The boardwalk was completed in installments, with an official ribbon-cutting ceremony in May 2010 to coincide with and open the locally acclaimed Beach Music Festival. And while the current 1.2 mile length, complete with shops, amusement parks, area attractions, and restaurants, is certainly more than enough to keep a Myrtle Beach vacationer busy, plans are already in the works to increase this length to 4.6 miles, making the boardwalk longer than its Atlantic City, New Jersey counterpart, and extending the boardwalk's borders all the way to neighboring North Myrtle Beach and beyond.
Since the new boardwalk's completion, Myrtle Beach has received rave reviews. The National Geographic Magazine has recently ranked the Myrtle Beach Boardwalk as number three in the "Top Boardwalks in the United States," while Travel and Leisure Magazine has given the boardwalk the national number two spot. Longtime visitors, perhaps the best gauge in such a competition, have agreed and have unanimously said that the boardwalk is the perfect "go to" destination to enjoy the best of Myrtle Beach, effectively serving as a wide walkway that just barely separates the white sand beaches from the cool oceanfront attractions.
Today, the Myrtle Beach boardwalk is a wide oceanfront walkway which features countless benches overlooking the ocean, plenty of elbow room for thousands of visitors, and a canopy of overhead lights and American flags to guide the way. Bordering both the beach and many of Myrtle Beach's best loved attractions, restaurants, and shopping centers, the boardwalk is an effective "go-between," allowing visitors to enjoy both the wide open Atlantic views, and the cool commercial hotspots that has made this community a star on the East Coast vacation front.

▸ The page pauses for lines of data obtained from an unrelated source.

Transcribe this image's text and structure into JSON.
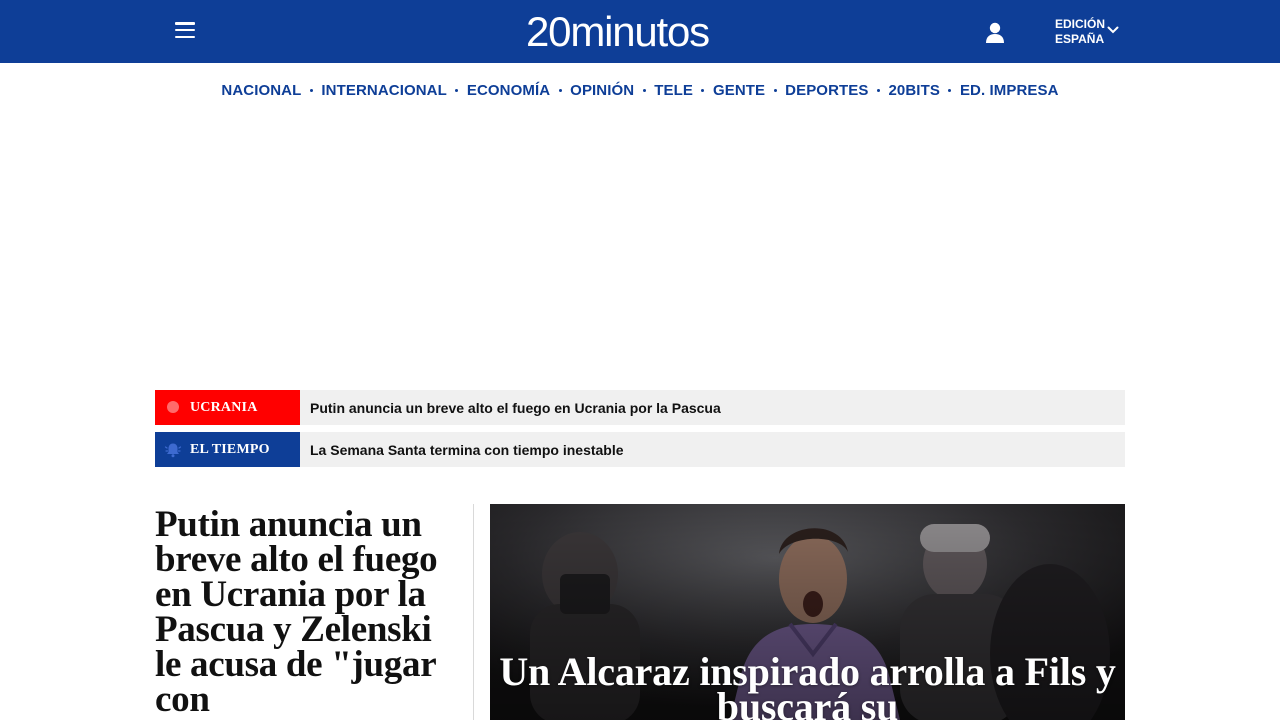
{
  "header": {
    "logo": "20minutos",
    "edition_line1": "EDICIÓN",
    "edition_line2": "ESPAÑA",
    "menu_icon": "hamburger-menu-icon",
    "user_icon": "user-icon",
    "brand_color": "#0e3e97"
  },
  "nav": {
    "items": [
      "NACIONAL",
      "INTERNACIONAL",
      "ECONOMÍA",
      "OPINIÓN",
      "TELE",
      "GENTE",
      "DEPORTES",
      "20BITS",
      "ED. IMPRESA"
    ]
  },
  "tickers": [
    {
      "tag": "UCRANIA",
      "headline": "Putin anuncia un breve alto el fuego en Ucrania por la Pascua",
      "color": "#ff0000",
      "icon": "live-dot-icon"
    },
    {
      "tag": "EL TIEMPO",
      "headline": "La Semana Santa termina con tiempo inestable",
      "color": "#0e3e97",
      "icon": "bell-icon"
    }
  ],
  "lead": {
    "title": "Putin anuncia un breve alto el fuego en Ucrania por la Pascua y Zelenski le acusa de \"jugar con"
  },
  "hero": {
    "title": "Un Alcaraz inspirado arrolla a Fils y buscará su"
  }
}
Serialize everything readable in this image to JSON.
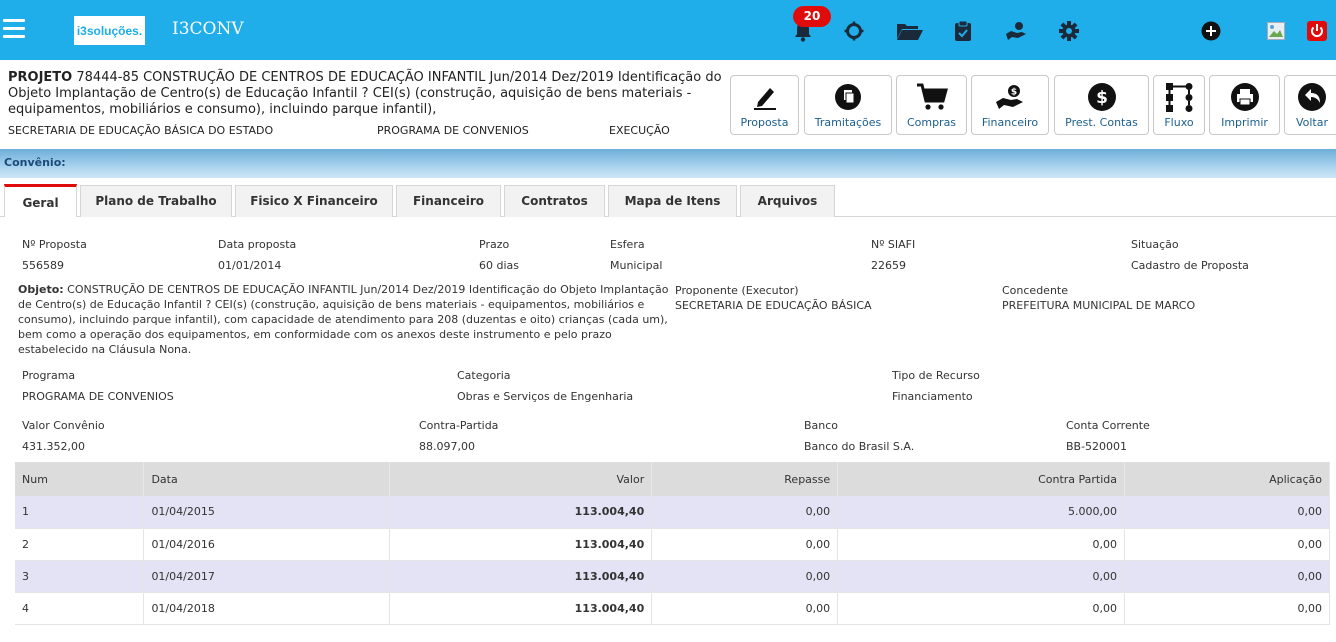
{
  "navbar": {
    "logo_text": "i3soluções.",
    "app_title": "I3CONV",
    "notification_count": "20",
    "accent_color": "#1faee9",
    "badge_color": "#e00b0b"
  },
  "project": {
    "label": "PROJETO",
    "text": "78444-85 CONSTRUÇÃO DE CENTROS DE EDUCAÇÃO INFANTIL Jun/2014 Dez/2019 Identificação do Objeto Implantação de Centro(s) de Educação Infantil ? CEI(s) (construção, aquisição de bens materiais - equipamentos, mobiliários e consumo), incluindo parque infantil),",
    "secretaria": "SECRETARIA DE EDUCAÇÃO BÁSICA DO ESTADO",
    "programa": "PROGRAMA DE CONVENIOS",
    "status": "EXECUÇÃO"
  },
  "actions": [
    {
      "label": "Proposta",
      "icon": "pen-icon"
    },
    {
      "label": "Tramitações",
      "icon": "copy-icon"
    },
    {
      "label": "Compras",
      "icon": "cart-icon"
    },
    {
      "label": "Financeiro",
      "icon": "hand-money-icon"
    },
    {
      "label": "Prest. Contas",
      "icon": "dollar-icon"
    },
    {
      "label": "Fluxo",
      "icon": "flow-icon"
    },
    {
      "label": "Imprimir",
      "icon": "printer-icon"
    },
    {
      "label": "Voltar",
      "icon": "back-icon"
    }
  ],
  "convenio_bar": "Convênio:",
  "tabs": [
    "Geral",
    "Plano de Trabalho",
    "Fisico X Financeiro",
    "Financeiro",
    "Contratos",
    "Mapa de Itens",
    "Arquivos"
  ],
  "details": {
    "n_proposta_label": "Nº Proposta",
    "n_proposta": "556589",
    "data_proposta_label": "Data proposta",
    "data_proposta": "01/01/2014",
    "prazo_label": "Prazo",
    "prazo": "60 dias",
    "esfera_label": "Esfera",
    "esfera": "Municipal",
    "siafi_label": "Nº SIAFI",
    "siafi": "22659",
    "situacao_label": "Situação",
    "situacao": "Cadastro de Proposta",
    "objeto_label": "Objeto:",
    "objeto": "CONSTRUÇÃO DE CENTROS DE EDUCAÇÃO INFANTIL Jun/2014 Dez/2019 Identificação do Objeto Implantação de Centro(s) de Educação Infantil ? CEI(s) (construção, aquisição de bens materiais - equipamentos, mobiliários e consumo), incluindo parque infantil), com capacidade de atendimento para 208 (duzentas e oito) crianças (cada um), bem como a operação dos equipamentos, em conformidade com os anexos deste instrumento e pelo prazo estabelecido na Cláusula Nona.",
    "proponente_label": "Proponente (Executor)",
    "proponente": "SECRETARIA DE EDUCAÇÃO BÁSICA",
    "concedente_label": "Concedente",
    "concedente": "PREFEITURA MUNICIPAL DE MARCO",
    "programa_label": "Programa",
    "programa": "PROGRAMA DE CONVENIOS",
    "categoria_label": "Categoria",
    "categoria": "Obras e Serviços de Engenharia",
    "tipo_recurso_label": "Tipo de Recurso",
    "tipo_recurso": "Financiamento",
    "valor_label": "Valor Convênio",
    "valor": "431.352,00",
    "contra_label": "Contra-Partida",
    "contra": "88.097,00",
    "banco_label": "Banco",
    "banco": "Banco do Brasil S.A.",
    "conta_label": "Conta Corrente",
    "conta": "BB-520001"
  },
  "table": {
    "headers": [
      "Num",
      "Data",
      "Valor",
      "Repasse",
      "Contra Partida",
      "Aplicação"
    ],
    "rows": [
      [
        "1",
        "01/04/2015",
        "113.004,40",
        "0,00",
        "5.000,00",
        "0,00"
      ],
      [
        "2",
        "01/04/2016",
        "113.004,40",
        "0,00",
        "0,00",
        "0,00"
      ],
      [
        "3",
        "01/04/2017",
        "113.004,40",
        "0,00",
        "0,00",
        "0,00"
      ],
      [
        "4",
        "01/04/2018",
        "113.004,40",
        "0,00",
        "0,00",
        "0,00"
      ]
    ]
  }
}
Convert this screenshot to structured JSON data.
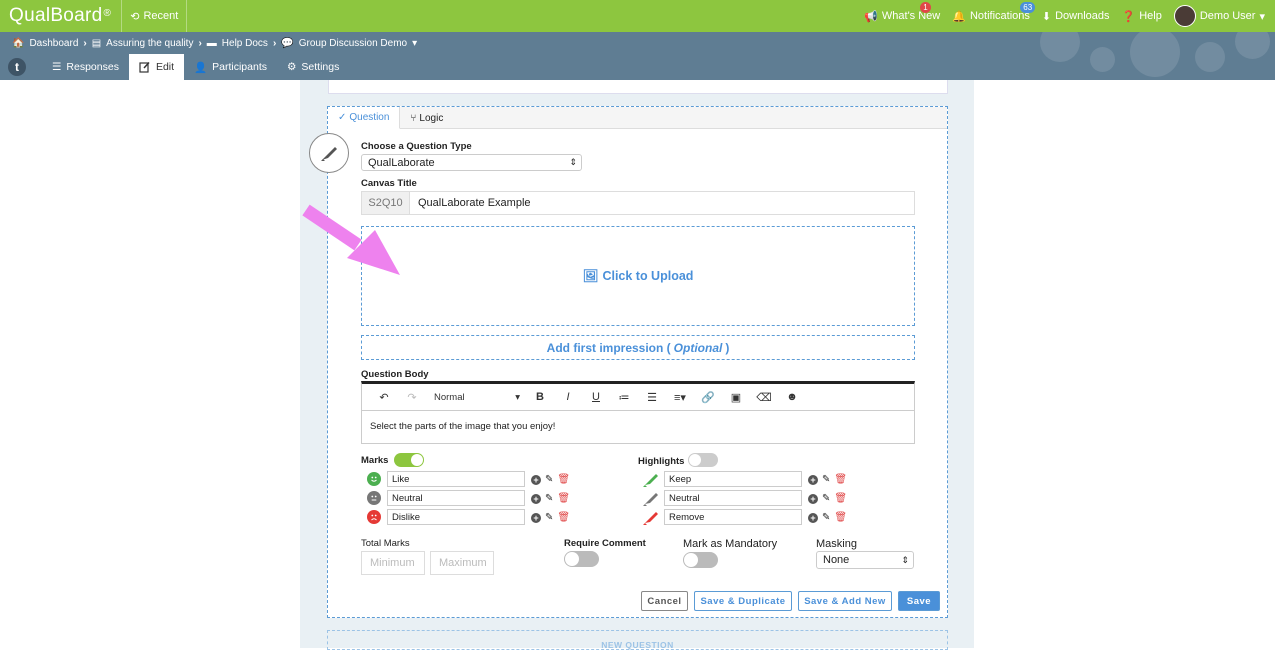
{
  "app": {
    "logo": "QualBoard",
    "logo_mark": "®",
    "recent": "Recent"
  },
  "topnav": {
    "whats_new": "What's New",
    "whats_new_badge": "1",
    "notifications": "Notifications",
    "notifications_badge": "63",
    "downloads": "Downloads",
    "help": "Help",
    "user": "Demo User"
  },
  "breadcrumb": [
    "Dashboard",
    "Assuring the quality",
    "Help Docs",
    "Group Discussion Demo"
  ],
  "tabs": {
    "logo_letter": "t",
    "responses": "Responses",
    "edit": "Edit",
    "participants": "Participants",
    "settings": "Settings"
  },
  "question": {
    "tabs": [
      "Question",
      "Logic"
    ],
    "type_label": "Choose a Question Type",
    "type_value": "QualLaborate",
    "title_label": "Canvas Title",
    "title_prefix": "S2Q10",
    "title_value": "QualLaborate Example",
    "upload": "Click to Upload",
    "impression_prefix": "Add first impression (",
    "impression_optional": "Optional",
    "impression_suffix": ")",
    "body_label": "Question Body",
    "format": "Normal",
    "body_text": "Select the parts of the image that you enjoy!"
  },
  "marks": {
    "label": "Marks",
    "enabled": true,
    "items": [
      {
        "label": "Like",
        "color": "#4caf50"
      },
      {
        "label": "Neutral",
        "color": "#777777"
      },
      {
        "label": "Dislike",
        "color": "#e53935"
      }
    ]
  },
  "highlights": {
    "label": "Highlights",
    "enabled": false,
    "items": [
      {
        "label": "Keep",
        "color": "#4caf50"
      },
      {
        "label": "Neutral",
        "color": "#777777"
      },
      {
        "label": "Remove",
        "color": "#e53935"
      }
    ]
  },
  "options": {
    "total_marks": "Total Marks",
    "min_placeholder": "Minimum",
    "max_placeholder": "Maximum",
    "require_comment": "Require Comment",
    "mandatory": "Mark as Mandatory",
    "masking": "Masking",
    "masking_value": "None"
  },
  "buttons": {
    "cancel": "Cancel",
    "save_duplicate": "Save & Duplicate",
    "save_add": "Save & Add New",
    "save": "Save"
  },
  "new_question": "NEW QUESTION",
  "colors": {
    "brand_green": "#8dc63f",
    "nav_blue": "#5f7d93",
    "accent_blue": "#4a90d9",
    "annotation_arrow": "#ee82ee"
  }
}
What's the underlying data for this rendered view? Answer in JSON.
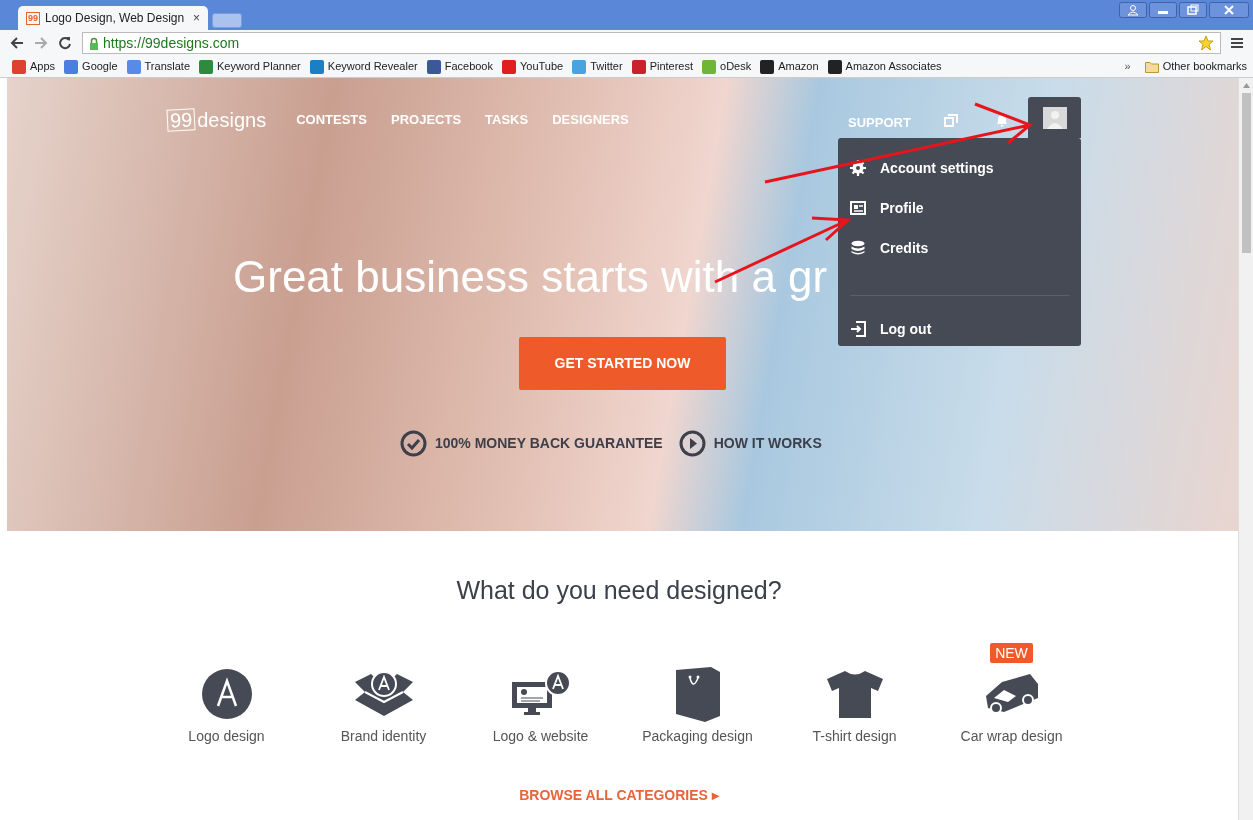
{
  "browser": {
    "tab": {
      "favicon_text": "99",
      "title": "Logo Design, Web Design",
      "close": "×"
    },
    "address": "https://99designs.com",
    "bookmarks": [
      {
        "label": "Apps",
        "color": "#e04030"
      },
      {
        "label": "Google",
        "color": "#4a7fe0"
      },
      {
        "label": "Translate",
        "color": "#5a8ae8"
      },
      {
        "label": "Keyword Planner",
        "color": "#2d8a3e"
      },
      {
        "label": "Keyword Revealer",
        "color": "#1b7fc4"
      },
      {
        "label": "Facebook",
        "color": "#3b5998"
      },
      {
        "label": "YouTube",
        "color": "#e02020"
      },
      {
        "label": "Twitter",
        "color": "#4aa3df"
      },
      {
        "label": "Pinterest",
        "color": "#c8232c"
      },
      {
        "label": "oDesk",
        "color": "#6fb536"
      },
      {
        "label": "Amazon",
        "color": "#222222"
      },
      {
        "label": "Amazon Associates",
        "color": "#222222"
      }
    ],
    "overflow": "»",
    "other_bookmarks": "Other bookmarks"
  },
  "site": {
    "logo": {
      "badge": "99",
      "text": "designs"
    },
    "nav": [
      "CONTESTS",
      "PROJECTS",
      "TASKS",
      "DESIGNERS"
    ],
    "support": "SUPPORT",
    "menu": [
      {
        "kind": "gear",
        "label": "Account settings"
      },
      {
        "kind": "card",
        "label": "Profile"
      },
      {
        "kind": "coins",
        "label": "Credits"
      },
      {
        "kind": "divider"
      },
      {
        "kind": "logout",
        "label": "Log out"
      }
    ],
    "hero": {
      "headline": "Great business starts with a gr",
      "cta": "GET STARTED NOW",
      "links": [
        {
          "kind": "check",
          "label": "100% MONEY BACK GUARANTEE"
        },
        {
          "kind": "play",
          "label": "HOW IT WORKS"
        }
      ]
    },
    "section_title": "What do you need designed?",
    "categories": [
      {
        "kind": "logo",
        "label": "Logo design"
      },
      {
        "kind": "brand",
        "label": "Brand identity"
      },
      {
        "kind": "web",
        "label": "Logo & website"
      },
      {
        "kind": "bag",
        "label": "Packaging design"
      },
      {
        "kind": "shirt",
        "label": "T-shirt design"
      },
      {
        "kind": "car",
        "label": "Car wrap design",
        "badge": "NEW"
      }
    ],
    "browse": "BROWSE ALL CATEGORIES ▸"
  }
}
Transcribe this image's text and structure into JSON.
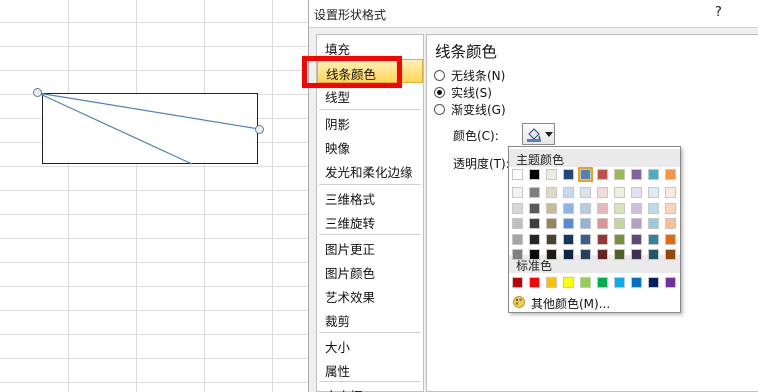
{
  "dialog": {
    "title": "设置形状格式",
    "help": "?"
  },
  "nav": {
    "items": [
      {
        "label": "填充"
      },
      {
        "label": "线条颜色",
        "selected": true
      },
      {
        "label": "线型"
      },
      {
        "label": "阴影"
      },
      {
        "label": "映像"
      },
      {
        "label": "发光和柔化边缘"
      },
      {
        "label": "三维格式"
      },
      {
        "label": "三维旋转"
      },
      {
        "label": "图片更正"
      },
      {
        "label": "图片颜色"
      },
      {
        "label": "艺术效果"
      },
      {
        "label": "裁剪"
      },
      {
        "label": "大小"
      },
      {
        "label": "属性"
      },
      {
        "label": "文本框"
      }
    ]
  },
  "panel": {
    "title": "线条颜色",
    "options": [
      {
        "label": "无线条(N)",
        "checked": false
      },
      {
        "label": "实线(S)",
        "checked": true
      },
      {
        "label": "渐变线(G)",
        "checked": false
      }
    ],
    "color_label": "颜色(C):",
    "transparency_label": "透明度(T):"
  },
  "picker": {
    "theme_label": "主题颜色",
    "standard_label": "标准色",
    "more_label": "其他颜色(M)...",
    "theme_top": [
      "#ffffff",
      "#000000",
      "#eeece1",
      "#1f497d",
      "#4f81bd",
      "#c0504d",
      "#9bbb59",
      "#8064a2",
      "#4bacc6",
      "#f79646"
    ],
    "theme_shades": [
      [
        "#f2f2f2",
        "#7f7f7f",
        "#ddd9c3",
        "#c6d9f0",
        "#dbe5f1",
        "#f2dcdb",
        "#ebf1dd",
        "#e5e0ec",
        "#dbeef3",
        "#fdeada"
      ],
      [
        "#d8d8d8",
        "#595959",
        "#c4bd97",
        "#8db3e2",
        "#b8cce4",
        "#e5b9b7",
        "#d7e3bc",
        "#ccc1d9",
        "#b7dde8",
        "#fbd5b5"
      ],
      [
        "#bfbfbf",
        "#3f3f3f",
        "#938953",
        "#548dd4",
        "#95b3d7",
        "#d99694",
        "#c3d69b",
        "#b2a2c7",
        "#92cddc",
        "#fac08f"
      ],
      [
        "#a5a5a5",
        "#262626",
        "#494429",
        "#17365d",
        "#366092",
        "#953734",
        "#76923c",
        "#5f497a",
        "#31859b",
        "#e36c09"
      ],
      [
        "#7f7f7f",
        "#0c0c0c",
        "#1d1b10",
        "#0f243e",
        "#244061",
        "#632423",
        "#4f6128",
        "#3f3151",
        "#205867",
        "#974806"
      ]
    ],
    "standard": [
      "#c00000",
      "#ff0000",
      "#ffc000",
      "#ffff00",
      "#92d050",
      "#00b050",
      "#00b0f0",
      "#0070c0",
      "#002060",
      "#7030a0"
    ],
    "selected_color": "#4f81bd"
  }
}
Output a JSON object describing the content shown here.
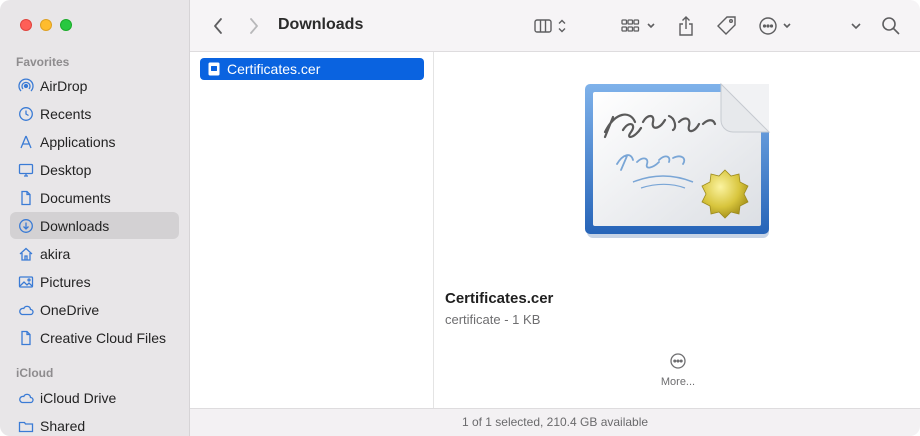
{
  "window": {
    "title": "Downloads"
  },
  "sidebar": {
    "favorites_label": "Favorites",
    "icloud_label": "iCloud",
    "favorites": [
      {
        "label": "AirDrop",
        "icon": "airdrop-icon"
      },
      {
        "label": "Recents",
        "icon": "clock-icon"
      },
      {
        "label": "Applications",
        "icon": "applications-icon"
      },
      {
        "label": "Desktop",
        "icon": "desktop-icon"
      },
      {
        "label": "Documents",
        "icon": "document-icon"
      },
      {
        "label": "Downloads",
        "icon": "download-icon",
        "selected": true
      },
      {
        "label": "akira",
        "icon": "home-icon"
      },
      {
        "label": "Pictures",
        "icon": "pictures-icon"
      },
      {
        "label": "OneDrive",
        "icon": "cloud-icon"
      },
      {
        "label": "Creative Cloud Files",
        "icon": "file-icon"
      }
    ],
    "icloud": [
      {
        "label": "iCloud Drive",
        "icon": "icloud-icon"
      },
      {
        "label": "Shared",
        "icon": "shared-folder-icon"
      }
    ]
  },
  "files": [
    {
      "name": "Certificates.cer",
      "selected": true
    }
  ],
  "preview": {
    "name": "Certificates.cer",
    "kind": "certificate - 1 KB",
    "more_label": "More..."
  },
  "status": {
    "text": "1 of 1 selected, 210.4 GB available"
  },
  "colors": {
    "accent": "#0a63e0",
    "sidebar_bg": "#e8e6e8",
    "sidebar_selected": "#d3d1d3"
  }
}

Several promenades and commercialized sections gives the boardwalk an almost carnival-like atmosphere, although visitors will still find ample benches close to the oceanfront railings to relax and take in the water views. Local resorts, hotels, and motels now feature boardwalk-front accommodations, and visitors will find ample restaurants, bars, and shops adjacent to the wooden walkways. Skee-ball games, boutique shopping, and fresh seafood meals on a covered patio overlooking both the boardwalk and the oceanfront are always in season, and vacationers are always within strolling distance of big name attractions like Myrtle Beach's acclaimed amusement park and arcade, and local museums like Ripley's Believe it or Not or the Magiquest Center. The main promenade is especially popular, and features the renowned "Sky wheel," a towering Ferris wheel that boasts uninterrupted views of the Atlantic Ocean in the distance.
Longtime Myrtle Beach vacationers will be pleasantly surprised by the new Myrtle Beach Boardwalk, a startling recreation of the 1940s and 1950s original, and an incredibly easy transport to the bars, beaches, restaurants and attractions that have made this coastal town one of the Eastern Seaboard's most recognized fun vacation destinations. Open to the public, and enjoyed by visitors of all ages, the Myrtle Beach Boardwalk both honors the community's past, and leads Myrtle Beach into the future with handicapped accessible facilities and plenty of room to roam.
Check out this local landmark in its current state, and come back in the future to admire the 4+ mile expansion, and it will quickly become clear why Myrtle Beach still holds the crown as the king of the East Coast vacation destinations.